Here is a tip for when you decide to start your second book. Whatever you do, don’t read incredible books like All the Light We Cannot See by Anthony Doerr, as they will leave you paralysed by feelings of inadequacy. These fantastic books are the sort of books that should be read when you are polishing your completed MS and you smugly think that it is done. Think again. You realise, after reading such titans, there is always more you can do and you throw yourself back into editing mode with keener eyes.

I am at that tricky stage where I am working on my debut, trying to make it the best that it can possibly be, whilst aware that the sequel isn’t going to write itself.  The age old dilemma, when to let the first book go and move onto the second. And is it possible to do both at the same time, an act of rubbing your tummy whilst patting your head?

Well, there’s only one way to find out in writing, and that is trying it for yourself (after trawling the internet for advice from other writers!). Writing is so idiosyncratic that even you won’t know what your method is until you’ve gone through a few attempts and finally, after much trial and error, settled on what works for you. But I guess that’s what makes writing so interesting, you are always learning on the job.

Good luck with the writing, and remember we’re all just making it up.


write-here-right-now-logo-awardIn April/May I went on a competition entering spree.

It meant pestering friends to proof read my entries and staying up until midnight to hit submit before the deadline bewitching hour hit!

I started thinking that I should be writing, rather than fiddling around with my first 3 chapters so that they were under 10,000 words. I was wrong. Entering competitions was precisely what I should be doing. They hone your editing skills, force you to look at your first three chapters like never before, (chapters you might not have looked at for months) and they give you enforced deadlines. It’s also a chance to take stock at how far you’ve come on your writing journey. You’re a real writer now, entering actual competitions!

And there’s always the chance you might win. Like I did. I’m ecstatic (and still in shock) to announce that I won WriteHereRightNow.

Competitions are the way forward.

It’s competition time and so far I’ve been shortlisted for 2 writing competitions.

First Novel and WriteHereRightNow. I’m very excited and feel like I’ve won just being shortlisted.

I recommend entering competitions when you’re at the point of submitting your MS to agents. It will give you a good indication of whether your novel is ready for the world and competitions are good deadlines to give yourself to get your MS up to scratch.

It is so easy in writing just to drift along and realise that a year has past and in many ways your no further forward. I need goals to keep the momentum going and to feel like I’m achieving something, be it an editing goal or getting a submission in for a competition.

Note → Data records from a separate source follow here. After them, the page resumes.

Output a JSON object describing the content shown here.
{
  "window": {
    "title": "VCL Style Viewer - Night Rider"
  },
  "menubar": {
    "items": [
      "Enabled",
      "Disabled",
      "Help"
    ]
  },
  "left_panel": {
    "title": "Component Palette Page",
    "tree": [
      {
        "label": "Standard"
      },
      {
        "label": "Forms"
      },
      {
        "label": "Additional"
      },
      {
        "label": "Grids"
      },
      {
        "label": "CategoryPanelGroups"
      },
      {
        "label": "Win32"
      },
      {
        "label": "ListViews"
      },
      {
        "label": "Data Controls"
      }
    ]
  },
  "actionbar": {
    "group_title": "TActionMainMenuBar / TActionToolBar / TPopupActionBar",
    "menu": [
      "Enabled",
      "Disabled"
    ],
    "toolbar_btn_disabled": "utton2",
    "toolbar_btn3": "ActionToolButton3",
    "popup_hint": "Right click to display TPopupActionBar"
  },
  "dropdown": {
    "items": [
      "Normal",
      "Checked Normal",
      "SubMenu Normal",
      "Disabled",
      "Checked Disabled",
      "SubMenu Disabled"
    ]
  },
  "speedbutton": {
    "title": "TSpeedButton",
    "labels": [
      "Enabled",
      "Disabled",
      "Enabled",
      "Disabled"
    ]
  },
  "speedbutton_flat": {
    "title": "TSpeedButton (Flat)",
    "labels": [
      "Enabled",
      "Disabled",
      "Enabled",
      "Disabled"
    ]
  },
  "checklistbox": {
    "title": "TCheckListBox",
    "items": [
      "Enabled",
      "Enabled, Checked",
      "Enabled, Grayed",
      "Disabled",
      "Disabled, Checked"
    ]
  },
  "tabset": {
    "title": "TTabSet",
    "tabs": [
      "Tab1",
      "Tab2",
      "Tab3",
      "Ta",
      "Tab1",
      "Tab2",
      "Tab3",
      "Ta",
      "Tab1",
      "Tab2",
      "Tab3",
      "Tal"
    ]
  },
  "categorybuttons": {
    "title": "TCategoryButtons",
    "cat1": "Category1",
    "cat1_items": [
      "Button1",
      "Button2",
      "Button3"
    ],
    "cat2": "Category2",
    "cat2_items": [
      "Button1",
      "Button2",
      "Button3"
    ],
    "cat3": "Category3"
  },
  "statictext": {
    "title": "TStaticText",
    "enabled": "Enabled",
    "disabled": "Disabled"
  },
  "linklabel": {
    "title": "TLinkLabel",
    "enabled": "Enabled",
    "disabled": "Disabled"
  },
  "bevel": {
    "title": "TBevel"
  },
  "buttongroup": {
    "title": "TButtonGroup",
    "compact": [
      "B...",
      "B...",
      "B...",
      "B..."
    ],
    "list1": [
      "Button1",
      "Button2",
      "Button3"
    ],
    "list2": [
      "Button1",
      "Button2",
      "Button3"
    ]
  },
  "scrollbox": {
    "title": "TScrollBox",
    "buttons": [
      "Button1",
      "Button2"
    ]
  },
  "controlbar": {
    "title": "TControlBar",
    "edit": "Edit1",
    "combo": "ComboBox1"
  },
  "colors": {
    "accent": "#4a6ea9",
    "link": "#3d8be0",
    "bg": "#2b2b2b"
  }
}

A good website to look at to see what competitions are out there is Aerogramme Studio.

Good luck with the writing all!